## STUDY MATERIAL
◇ ◇ ◇ ◇
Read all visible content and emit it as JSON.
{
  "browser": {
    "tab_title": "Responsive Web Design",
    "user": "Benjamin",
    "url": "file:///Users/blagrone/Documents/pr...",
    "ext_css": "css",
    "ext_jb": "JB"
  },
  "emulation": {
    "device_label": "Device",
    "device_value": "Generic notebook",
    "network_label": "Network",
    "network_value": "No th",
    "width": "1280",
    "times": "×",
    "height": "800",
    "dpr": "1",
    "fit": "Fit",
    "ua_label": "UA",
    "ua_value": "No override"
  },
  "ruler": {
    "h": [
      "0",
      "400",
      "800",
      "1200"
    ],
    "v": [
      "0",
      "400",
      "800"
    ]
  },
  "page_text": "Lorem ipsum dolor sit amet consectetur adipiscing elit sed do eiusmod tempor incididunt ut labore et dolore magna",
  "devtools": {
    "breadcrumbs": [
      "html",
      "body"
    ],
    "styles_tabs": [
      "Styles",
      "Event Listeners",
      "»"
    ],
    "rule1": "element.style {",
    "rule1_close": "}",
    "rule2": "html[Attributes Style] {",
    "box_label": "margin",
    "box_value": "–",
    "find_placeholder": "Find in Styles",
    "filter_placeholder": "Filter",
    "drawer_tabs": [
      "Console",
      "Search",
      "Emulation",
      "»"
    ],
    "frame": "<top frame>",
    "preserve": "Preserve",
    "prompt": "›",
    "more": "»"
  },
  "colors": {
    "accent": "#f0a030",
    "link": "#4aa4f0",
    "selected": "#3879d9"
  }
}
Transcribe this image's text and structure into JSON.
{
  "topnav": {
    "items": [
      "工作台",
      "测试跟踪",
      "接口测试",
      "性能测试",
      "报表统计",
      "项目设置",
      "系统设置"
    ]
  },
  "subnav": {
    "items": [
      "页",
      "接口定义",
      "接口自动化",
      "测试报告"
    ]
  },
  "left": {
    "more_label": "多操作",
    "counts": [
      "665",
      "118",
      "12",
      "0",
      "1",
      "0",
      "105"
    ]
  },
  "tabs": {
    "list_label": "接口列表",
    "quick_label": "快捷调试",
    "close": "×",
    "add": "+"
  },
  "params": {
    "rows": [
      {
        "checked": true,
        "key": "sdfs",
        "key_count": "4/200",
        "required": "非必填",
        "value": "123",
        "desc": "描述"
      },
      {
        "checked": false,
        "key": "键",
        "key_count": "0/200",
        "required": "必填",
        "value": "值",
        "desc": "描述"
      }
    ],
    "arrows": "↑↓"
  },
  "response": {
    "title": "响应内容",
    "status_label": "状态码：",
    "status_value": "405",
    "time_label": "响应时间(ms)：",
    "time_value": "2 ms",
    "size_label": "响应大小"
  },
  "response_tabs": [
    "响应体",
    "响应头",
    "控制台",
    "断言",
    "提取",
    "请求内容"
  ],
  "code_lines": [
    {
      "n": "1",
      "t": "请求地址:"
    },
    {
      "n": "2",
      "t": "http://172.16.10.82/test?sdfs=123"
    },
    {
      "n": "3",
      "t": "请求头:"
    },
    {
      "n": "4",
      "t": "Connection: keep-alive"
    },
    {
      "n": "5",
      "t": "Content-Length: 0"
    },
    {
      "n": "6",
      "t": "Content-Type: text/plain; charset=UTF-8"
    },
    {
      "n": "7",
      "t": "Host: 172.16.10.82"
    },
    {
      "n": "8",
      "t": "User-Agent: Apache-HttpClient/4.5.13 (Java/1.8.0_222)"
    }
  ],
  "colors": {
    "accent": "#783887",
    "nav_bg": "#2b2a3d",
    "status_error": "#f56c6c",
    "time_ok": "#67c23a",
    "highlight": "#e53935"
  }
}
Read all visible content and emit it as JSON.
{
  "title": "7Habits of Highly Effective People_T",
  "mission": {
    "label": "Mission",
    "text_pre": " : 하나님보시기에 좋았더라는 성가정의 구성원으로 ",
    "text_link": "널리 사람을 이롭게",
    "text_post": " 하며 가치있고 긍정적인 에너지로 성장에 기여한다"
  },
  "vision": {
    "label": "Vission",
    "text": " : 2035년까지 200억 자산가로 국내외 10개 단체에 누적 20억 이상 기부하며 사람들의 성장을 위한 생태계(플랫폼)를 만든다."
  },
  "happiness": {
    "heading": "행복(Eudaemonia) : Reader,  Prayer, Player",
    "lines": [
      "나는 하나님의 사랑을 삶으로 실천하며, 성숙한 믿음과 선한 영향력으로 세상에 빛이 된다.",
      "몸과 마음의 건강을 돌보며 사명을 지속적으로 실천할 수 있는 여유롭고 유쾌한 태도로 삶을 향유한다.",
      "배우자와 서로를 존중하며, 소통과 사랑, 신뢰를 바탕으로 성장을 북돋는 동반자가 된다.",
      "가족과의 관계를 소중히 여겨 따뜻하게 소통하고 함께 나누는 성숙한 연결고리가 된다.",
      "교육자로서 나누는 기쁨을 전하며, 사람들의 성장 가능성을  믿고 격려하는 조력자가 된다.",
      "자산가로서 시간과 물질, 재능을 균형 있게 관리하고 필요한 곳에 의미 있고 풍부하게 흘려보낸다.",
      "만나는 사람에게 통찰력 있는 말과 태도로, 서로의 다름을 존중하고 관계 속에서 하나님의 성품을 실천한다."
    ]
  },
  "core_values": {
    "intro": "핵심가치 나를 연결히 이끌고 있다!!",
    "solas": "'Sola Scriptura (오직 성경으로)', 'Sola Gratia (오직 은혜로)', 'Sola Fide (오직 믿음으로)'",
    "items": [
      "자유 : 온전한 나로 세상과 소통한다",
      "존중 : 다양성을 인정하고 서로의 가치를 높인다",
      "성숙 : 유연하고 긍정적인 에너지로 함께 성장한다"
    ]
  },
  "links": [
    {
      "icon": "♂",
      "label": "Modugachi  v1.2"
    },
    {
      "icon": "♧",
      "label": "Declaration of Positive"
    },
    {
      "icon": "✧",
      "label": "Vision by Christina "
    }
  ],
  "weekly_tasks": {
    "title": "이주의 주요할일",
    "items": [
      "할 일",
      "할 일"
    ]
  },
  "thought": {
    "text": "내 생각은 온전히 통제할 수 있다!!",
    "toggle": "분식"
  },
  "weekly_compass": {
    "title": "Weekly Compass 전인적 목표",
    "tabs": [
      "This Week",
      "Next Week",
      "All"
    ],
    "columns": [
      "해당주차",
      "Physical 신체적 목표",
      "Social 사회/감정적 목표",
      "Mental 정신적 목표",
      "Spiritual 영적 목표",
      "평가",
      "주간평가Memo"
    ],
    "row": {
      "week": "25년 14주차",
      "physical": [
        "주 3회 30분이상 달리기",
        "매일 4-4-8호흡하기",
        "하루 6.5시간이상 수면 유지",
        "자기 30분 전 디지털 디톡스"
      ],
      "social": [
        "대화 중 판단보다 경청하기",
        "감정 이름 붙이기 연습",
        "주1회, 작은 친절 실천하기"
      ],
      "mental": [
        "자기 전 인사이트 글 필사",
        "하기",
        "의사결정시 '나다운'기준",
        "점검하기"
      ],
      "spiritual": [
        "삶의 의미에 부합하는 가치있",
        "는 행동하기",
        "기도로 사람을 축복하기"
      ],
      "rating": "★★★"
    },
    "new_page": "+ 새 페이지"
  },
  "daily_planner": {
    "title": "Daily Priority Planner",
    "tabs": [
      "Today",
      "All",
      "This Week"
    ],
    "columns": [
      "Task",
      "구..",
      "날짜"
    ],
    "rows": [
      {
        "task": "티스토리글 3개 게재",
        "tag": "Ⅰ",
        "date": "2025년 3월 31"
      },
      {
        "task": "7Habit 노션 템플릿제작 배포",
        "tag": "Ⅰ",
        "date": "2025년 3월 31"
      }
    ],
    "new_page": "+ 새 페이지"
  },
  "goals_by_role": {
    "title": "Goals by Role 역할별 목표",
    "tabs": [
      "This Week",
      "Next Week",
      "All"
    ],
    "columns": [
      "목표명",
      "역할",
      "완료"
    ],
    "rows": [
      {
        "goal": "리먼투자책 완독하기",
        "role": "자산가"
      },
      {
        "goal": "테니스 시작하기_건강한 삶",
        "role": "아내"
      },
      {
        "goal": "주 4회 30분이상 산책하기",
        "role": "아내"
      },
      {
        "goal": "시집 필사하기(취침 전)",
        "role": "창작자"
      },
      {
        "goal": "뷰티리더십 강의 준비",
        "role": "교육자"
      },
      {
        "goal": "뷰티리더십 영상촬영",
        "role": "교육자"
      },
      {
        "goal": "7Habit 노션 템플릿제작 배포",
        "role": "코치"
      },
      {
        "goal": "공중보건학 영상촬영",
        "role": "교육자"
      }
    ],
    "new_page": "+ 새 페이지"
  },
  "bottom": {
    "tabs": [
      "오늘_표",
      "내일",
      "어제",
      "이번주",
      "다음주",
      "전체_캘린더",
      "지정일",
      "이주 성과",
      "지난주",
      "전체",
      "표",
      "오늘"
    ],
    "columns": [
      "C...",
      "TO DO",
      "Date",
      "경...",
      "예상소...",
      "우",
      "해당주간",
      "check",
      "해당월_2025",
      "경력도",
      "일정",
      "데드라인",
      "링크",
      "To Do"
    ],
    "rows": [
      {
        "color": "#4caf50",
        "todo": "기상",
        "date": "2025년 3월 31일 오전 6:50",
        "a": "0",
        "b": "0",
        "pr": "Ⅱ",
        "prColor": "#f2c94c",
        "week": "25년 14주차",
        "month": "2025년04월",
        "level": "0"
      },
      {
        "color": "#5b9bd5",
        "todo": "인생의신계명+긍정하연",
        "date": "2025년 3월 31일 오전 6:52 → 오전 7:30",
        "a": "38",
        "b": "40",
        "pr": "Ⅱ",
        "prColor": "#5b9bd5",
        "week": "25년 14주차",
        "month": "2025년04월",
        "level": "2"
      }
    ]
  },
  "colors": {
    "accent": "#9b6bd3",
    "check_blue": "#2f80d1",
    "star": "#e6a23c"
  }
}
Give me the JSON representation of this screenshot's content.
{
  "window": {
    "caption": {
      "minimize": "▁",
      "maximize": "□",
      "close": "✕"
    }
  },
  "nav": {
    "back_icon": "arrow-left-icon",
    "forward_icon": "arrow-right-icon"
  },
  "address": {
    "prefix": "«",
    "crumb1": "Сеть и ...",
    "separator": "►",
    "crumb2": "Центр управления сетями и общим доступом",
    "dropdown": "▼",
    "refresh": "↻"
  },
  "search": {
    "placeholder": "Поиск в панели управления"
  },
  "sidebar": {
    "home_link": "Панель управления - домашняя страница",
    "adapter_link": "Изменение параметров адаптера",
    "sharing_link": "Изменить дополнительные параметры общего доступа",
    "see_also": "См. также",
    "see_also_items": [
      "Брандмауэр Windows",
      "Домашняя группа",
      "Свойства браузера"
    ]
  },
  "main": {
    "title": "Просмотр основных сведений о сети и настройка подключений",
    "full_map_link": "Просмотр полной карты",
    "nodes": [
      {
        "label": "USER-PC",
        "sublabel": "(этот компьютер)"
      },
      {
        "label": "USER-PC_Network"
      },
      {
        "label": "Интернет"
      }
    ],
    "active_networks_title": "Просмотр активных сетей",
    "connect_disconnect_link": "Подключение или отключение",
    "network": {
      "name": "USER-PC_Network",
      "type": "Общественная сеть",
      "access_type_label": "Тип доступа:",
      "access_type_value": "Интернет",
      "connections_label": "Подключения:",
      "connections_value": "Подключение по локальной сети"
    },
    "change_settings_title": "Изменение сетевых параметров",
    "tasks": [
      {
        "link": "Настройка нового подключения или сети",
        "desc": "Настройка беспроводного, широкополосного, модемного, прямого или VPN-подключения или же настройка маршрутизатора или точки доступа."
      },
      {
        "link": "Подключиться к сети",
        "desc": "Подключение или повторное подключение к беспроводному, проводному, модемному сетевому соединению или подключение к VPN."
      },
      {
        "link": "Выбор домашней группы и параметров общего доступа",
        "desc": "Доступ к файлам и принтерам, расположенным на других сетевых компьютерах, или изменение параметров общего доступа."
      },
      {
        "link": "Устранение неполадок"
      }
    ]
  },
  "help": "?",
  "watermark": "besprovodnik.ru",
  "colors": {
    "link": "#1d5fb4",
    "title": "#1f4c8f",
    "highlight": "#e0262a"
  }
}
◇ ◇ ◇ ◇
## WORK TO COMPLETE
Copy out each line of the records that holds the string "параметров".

## RESULT OF THE EXERCISE
    "adapter_link": "Изменение параметров адаптера",
    "change_settings_title": "Изменение сетевых параметров",
        "link": "Выбор домашней группы и параметров общего доступа",
        "desc": "Доступ к файлам и принтерам, расположенным на других сетевых компьютерах, или изменение параметров общего доступа."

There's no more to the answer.